Although carbohydrate content isn’t required to be listed on the guaranteed analysis, it is easy to calculate. Simply subtract the % protein, fat, moisture, and ash from 100 and you will get the % carbs (including fiber). Sometimes ash isn’t listed on the label, so we use the average ash % found in most dry foods, which is about 8%.
Grain free vs. grain inclusive
Grain free foods have become popular amongst some owners because they want to avoid unnecessary carbs or ingredients that are not “species appropriate.” But even grain free dry foods must add starches of some type to keep the kibble together in bite-size pieces. Sometimes, the starches chosen for grain free foods aren’t necessarily any better than in grain inclusive foods.
Concentrated plant based protein ingredients, like pea protein, can contribute significantly to the protein content of a food. We want the majority of the protein to come from animal-based sources like meat, fish, or egg, because these are higher quality protein sources. High quality protein means that the protein has a good amino acid profile and is highly digestible. After all, that’s what protein is good for: protein in the diet is broken down into individual amino acids, which are then used for virtually every metabolic function in the body.
The amount of certain ingredients must be considered too: for example, while peas and other legumes in moderation can be a great source of vitamins, minerals, and both soluble and insoluble fiber, there has been a recent trend of many brands using excessive amounts of legume ingredients, leading to potential health issues. Soy, legumes, and flaxseeds in large amounts can contribute high phytoestrogen levels in the diet, which can cause reproductive and thyroid issues.
Be aware of ingredient lists that contain multiple names for the same or similar ingredients. Remember: ingredients are listed by weight.

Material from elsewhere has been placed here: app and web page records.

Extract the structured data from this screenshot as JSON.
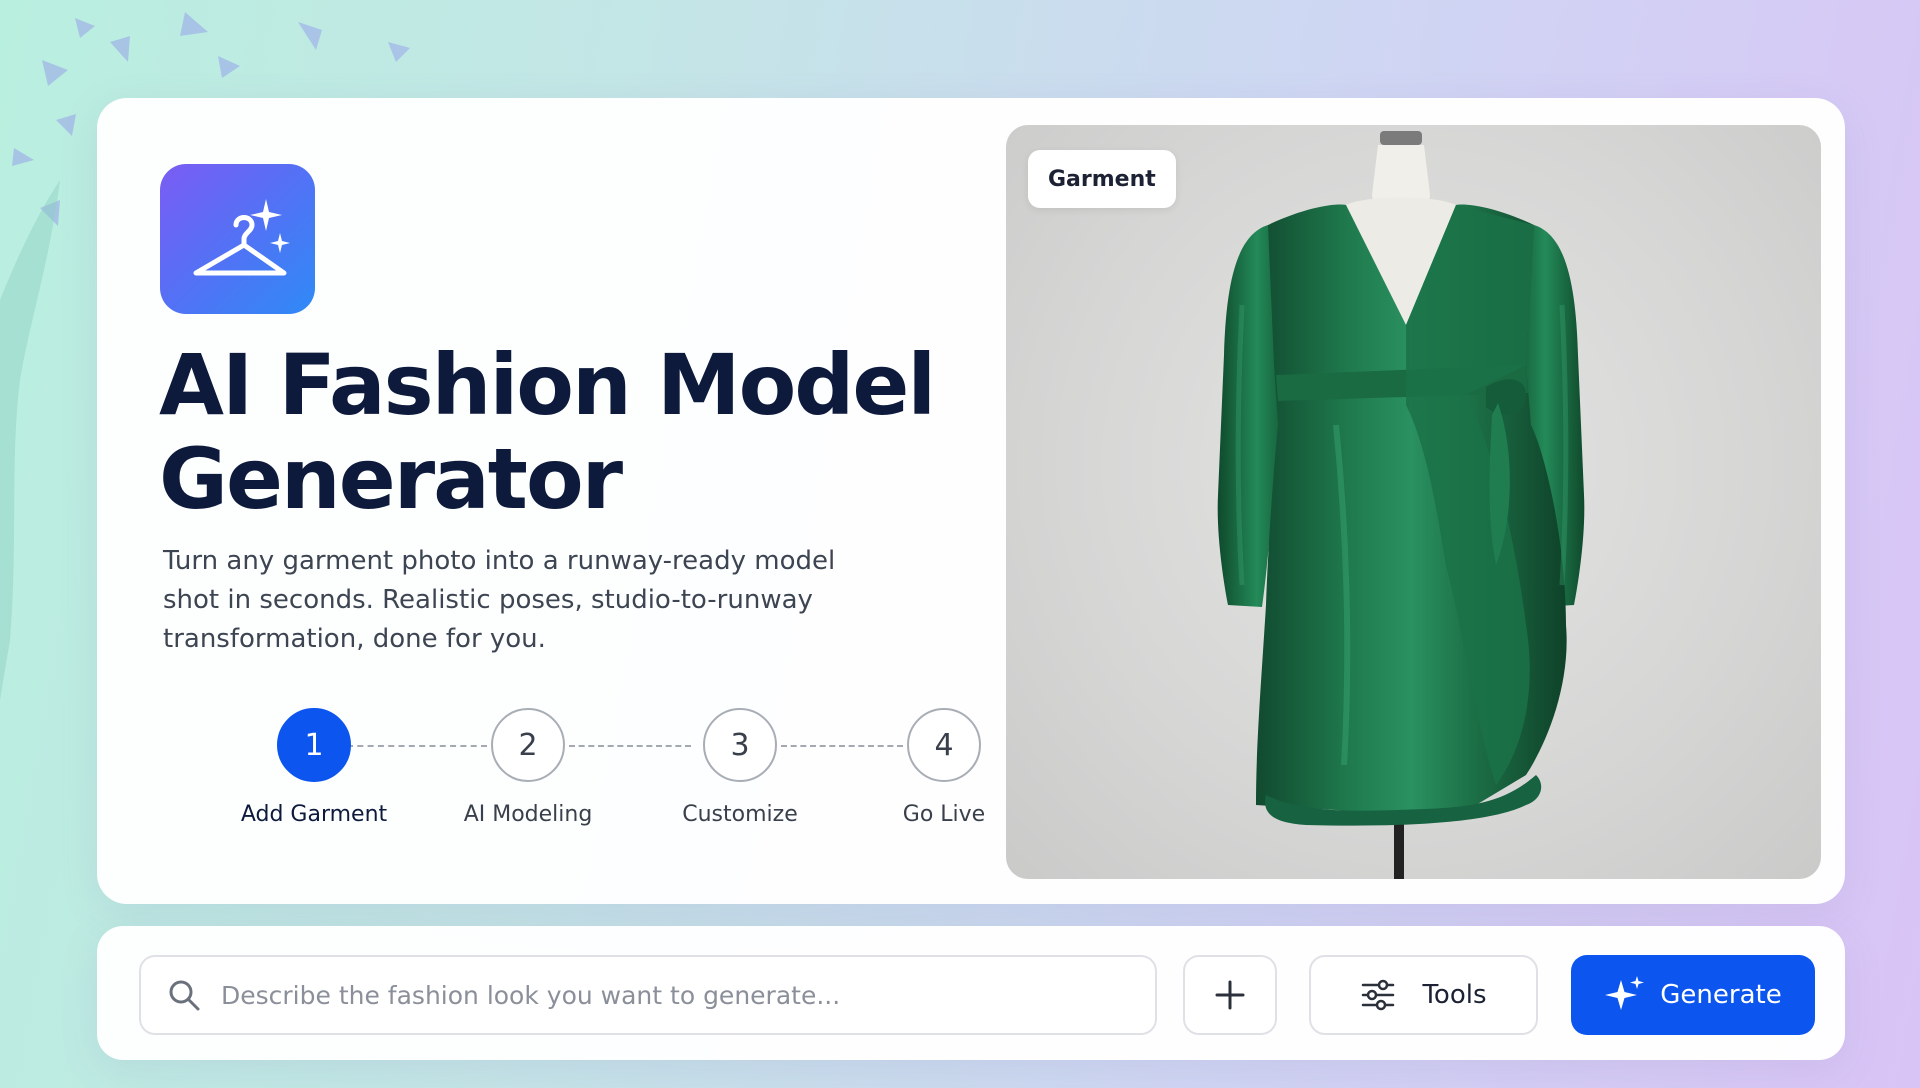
{
  "app": {
    "title": "AI Fashion Model Generator",
    "subtitle": "Turn any garment photo into a runway-ready model shot in seconds. Realistic poses, studio-to-runway transformation, done for you.",
    "icon": "hanger-sparkle-icon"
  },
  "steps": [
    {
      "number": "1",
      "label": "Add Garment",
      "active": true
    },
    {
      "number": "2",
      "label": "AI Modeling",
      "active": false
    },
    {
      "number": "3",
      "label": "Customize",
      "active": false
    },
    {
      "number": "4",
      "label": "Go Live",
      "active": false
    }
  ],
  "preview": {
    "badge": "Garment"
  },
  "prompt": {
    "placeholder": "Describe the fashion look you want to generate...",
    "value": "",
    "add_icon": "plus-icon",
    "tools_label": "Tools",
    "tools_icon": "sliders-icon",
    "generate_label": "Generate",
    "generate_icon": "sparkle-icon"
  },
  "colors": {
    "accent": "#0C55EE",
    "title": "#0D1A3C",
    "dress": "#1E6B45"
  }
}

When a pet food ingredient list has multiple ingredients for the same food, that means the food likely contains more of that ingredient and less meat, fish, or eggs.
Here’s an example of an ingredient list before and after a small change that makes the food look very different: